**ACTION ITEM**
Word for word, restate the lines of the listing from the one that holds "Parse this screenshot: output" through the very last line, and nothing more.

[RECORDS SUPPLIED — start]

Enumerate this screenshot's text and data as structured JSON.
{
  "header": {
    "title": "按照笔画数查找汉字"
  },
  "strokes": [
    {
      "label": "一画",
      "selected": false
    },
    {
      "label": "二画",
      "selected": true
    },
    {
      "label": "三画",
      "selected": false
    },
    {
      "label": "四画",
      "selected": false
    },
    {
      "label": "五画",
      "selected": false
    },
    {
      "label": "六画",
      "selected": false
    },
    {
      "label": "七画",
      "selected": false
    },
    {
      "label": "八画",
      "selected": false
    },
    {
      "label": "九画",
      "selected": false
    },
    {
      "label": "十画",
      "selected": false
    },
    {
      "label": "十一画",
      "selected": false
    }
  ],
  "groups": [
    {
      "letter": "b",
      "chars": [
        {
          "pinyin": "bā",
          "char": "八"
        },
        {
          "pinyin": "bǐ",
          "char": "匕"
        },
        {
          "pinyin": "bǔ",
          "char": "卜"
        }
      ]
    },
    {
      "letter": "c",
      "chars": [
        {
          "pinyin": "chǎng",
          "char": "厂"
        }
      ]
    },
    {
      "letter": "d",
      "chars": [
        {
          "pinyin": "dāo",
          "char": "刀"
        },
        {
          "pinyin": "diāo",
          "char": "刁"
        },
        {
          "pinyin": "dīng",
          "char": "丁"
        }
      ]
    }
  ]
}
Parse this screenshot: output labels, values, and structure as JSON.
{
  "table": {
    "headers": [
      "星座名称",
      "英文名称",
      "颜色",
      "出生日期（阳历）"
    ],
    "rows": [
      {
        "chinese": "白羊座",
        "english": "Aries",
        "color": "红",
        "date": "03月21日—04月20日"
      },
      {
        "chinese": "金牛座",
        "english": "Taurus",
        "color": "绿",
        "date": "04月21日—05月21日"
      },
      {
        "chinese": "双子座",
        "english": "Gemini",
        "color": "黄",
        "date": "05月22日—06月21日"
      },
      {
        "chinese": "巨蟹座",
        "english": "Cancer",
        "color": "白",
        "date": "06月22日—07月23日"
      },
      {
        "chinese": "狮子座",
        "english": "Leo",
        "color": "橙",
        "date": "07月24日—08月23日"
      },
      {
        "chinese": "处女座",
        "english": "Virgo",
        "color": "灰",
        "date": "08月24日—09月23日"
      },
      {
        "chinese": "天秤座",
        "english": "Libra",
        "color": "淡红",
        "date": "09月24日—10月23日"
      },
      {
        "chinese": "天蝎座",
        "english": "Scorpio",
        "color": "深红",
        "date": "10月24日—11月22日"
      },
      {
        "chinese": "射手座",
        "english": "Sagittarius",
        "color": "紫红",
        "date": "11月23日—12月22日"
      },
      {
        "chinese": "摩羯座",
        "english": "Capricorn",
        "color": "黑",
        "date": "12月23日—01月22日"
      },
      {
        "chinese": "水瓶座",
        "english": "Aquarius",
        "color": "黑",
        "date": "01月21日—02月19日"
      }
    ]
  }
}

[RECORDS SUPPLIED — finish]

**TASK RESPONSE**
Parse this screenshot: output labels, values, and structure as JSON.
{
  "table": {
    "headers": [
      "星座名称",
      "英文名称",
      "颜色",
      "出生日期（阳历）"
    ],
    "rows": [
      {
        "chinese": "白羊座",
        "english": "Aries",
        "color": "红",
        "date": "03月21日—04月20日"
      },
      {
        "chinese": "金牛座",
        "english": "Taurus",
        "color": "绿",
        "date": "04月21日—05月21日"
      },
      {
        "chinese": "双子座",
        "english": "Gemini",
        "color": "黄",
        "date": "05月22日—06月21日"
      },
      {
        "chinese": "巨蟹座",
        "english": "Cancer",
        "color": "白",
        "date": "06月22日—07月23日"
      },
      {
        "chinese": "狮子座",
        "english": "Leo",
        "color": "橙",
        "date": "07月24日—08月23日"
      },
      {
        "chinese": "处女座",
        "english": "Virgo",
        "color": "灰",
        "date": "08月24日—09月23日"
      },
      {
        "chinese": "天秤座",
        "english": "Libra",
        "color": "淡红",
        "date": "09月24日—10月23日"
      },
      {
        "chinese": "天蝎座",
        "english": "Scorpio",
        "color": "深红",
        "date": "10月24日—11月22日"
      },
      {
        "chinese": "射手座",
        "english": "Sagittarius",
        "color": "紫红",
        "date": "11月23日—12月22日"
      },
      {
        "chinese": "摩羯座",
        "english": "Capricorn",
        "color": "黑",
        "date": "12月23日—01月22日"
      },
      {
        "chinese": "水瓶座",
        "english": "Aquarius",
        "color": "黑",
        "date": "01月21日—02月19日"
      }
    ]
  }
}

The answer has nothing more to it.